Physiotherapists make a difference to the quality of life of a person with a life-limiting condition by reducing common symptoms such as pain, fatigue and dyspnoea, and by improving functional capacity to retain independence and dignity.
Physiotherapists assess and treat musculoskeletal, cardiorespiratory, developmental, neurological impairments that affect function, mobility and quality of life. Physiotherapists also provide education and advice about services and/or equipment. [1,2]
Members of the Australian Physiotherapy Association (APA) can view the APA’s Scope of Practice (subscription required).
Physiotherapists may have roles of advanced or extended scope of practice which reflect a level of expertise within or beyond the established contemporary scope of practice. [3,4]
Palliative care provides a support system for people living with a life-limiting condition to live as actively as possible, with dignity, for as long as possible. It is active and supportive care that seeks to maximise quality of life.  It is useful well before death and not limited to care of the dying. 
In helping people with palliative care needs, a physiotherapist: [5-10]
Physiotherapists may work in palliative care as only part of their role or have a palliative care caseload within a specialist role. This may be as a member of a multidisciplinary team or a sole practitioner.
The APA has published information for the general public about physiotherapy for palliative care.
The RACGP aged care clinical guide (Silver Book 2019) recognises the role of allied health professionals in team care arrangements for a proactive person-centred approach to palliative care.  Palliative Care Australia also recognises the importance of access to information and support from a diverse range of allied health services for patients, families and carers. 

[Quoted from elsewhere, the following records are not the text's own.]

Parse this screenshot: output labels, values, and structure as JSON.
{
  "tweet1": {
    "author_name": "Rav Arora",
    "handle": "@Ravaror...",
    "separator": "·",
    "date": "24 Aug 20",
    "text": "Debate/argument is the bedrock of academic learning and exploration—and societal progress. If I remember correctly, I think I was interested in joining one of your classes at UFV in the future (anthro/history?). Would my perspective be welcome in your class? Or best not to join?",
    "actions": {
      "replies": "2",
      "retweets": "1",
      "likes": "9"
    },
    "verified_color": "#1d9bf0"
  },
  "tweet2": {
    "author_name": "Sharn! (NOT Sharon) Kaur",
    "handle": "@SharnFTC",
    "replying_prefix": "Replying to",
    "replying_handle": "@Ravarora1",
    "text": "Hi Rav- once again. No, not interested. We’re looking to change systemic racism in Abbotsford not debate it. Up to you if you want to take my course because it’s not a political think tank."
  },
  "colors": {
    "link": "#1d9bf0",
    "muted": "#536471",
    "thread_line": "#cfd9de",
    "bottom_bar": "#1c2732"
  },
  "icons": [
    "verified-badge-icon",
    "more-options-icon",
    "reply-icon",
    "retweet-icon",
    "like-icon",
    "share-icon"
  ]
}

The role of allied health in palliative care is to provide the person with as much therapy time as possible. The goal of allied health in palliative care is around maintaining and improving functional ability. There may be a blurring of roles across allied health professions in palliative care more than in other care contexts.
Allied Health workers provide care in all practice settings. For further information on the specific area of practice go to Practice Settings.
Useful evidence-based information and resources on rehabilitative palliative care are available from Hospice UK.
Although physiotherapists are familiar with evidence and evidence-based practice through their training and continuing professional development (CPD), keeping up to date can be time-consuming.
CareSearch provides the tools to help find and use evidence. This includes PubMed searches on a multitude of topics and sections dedicated to Searching for Evidence and Using Evidence in Practice.
For support in applying evidence in practice, check out the Journal Club Basics page on CareSearch which provides information on the benefits of and practical pointers in setting up or joining a journal club.
The International Centre for Allied Health Evidence at University of South Australia has a number of resources to support translation of evidence into practice.
Codes and guidelines to provide guidance to the physiotherapy profession developed by The Physiotherapy Board of Australia are freely accessible.
Members of the Australian Physiotherapy Association (APA) can access the APA guides and guidelines (subscription required).
Guidelines specific to physiotherapy and palliative care in Australia have not been published, however, the Palliative Care Service Development Guidelines provides an overview of physiotherapy (as part of allied health) in palliative care. 
Irish Guidelines for the physiotherapy management of Motor Neuron Disease (MND) (1.45MB pdf). 
Physiotherapists have an important role in supporting patients, carers and their families with information. The CareSearch Resources for Patients, Carers and Families provides links to useful information including fact sheets and printable resources physiotherapists can download and share.
The National Palliative Care Strategy 2018 lists as a priority the ability of medical, nursing and allied health graduates to identify and address people’s palliative care needs (Priority 2.1, p15).  This is also highlighted for the acute sector in the Guiding Principles of the National Consensus Statement: essential elements for safe and high-quality end-of-life care which also recognises the importance of the role of an interdisciplinary team. 
CareSearch lists a collection of Palliative Care eLearning resources for allied health for independent learning.
Visit the palliAGED Practice Centre
Read the All Ireland Institute of Hospice and Palliative Care (AIIHPC) Physiotherapy Palliative Care Competencies (1.80MB pdf)
Watch the Palliative Care Bridge video about managing fatigue
Last updated 03 September 2021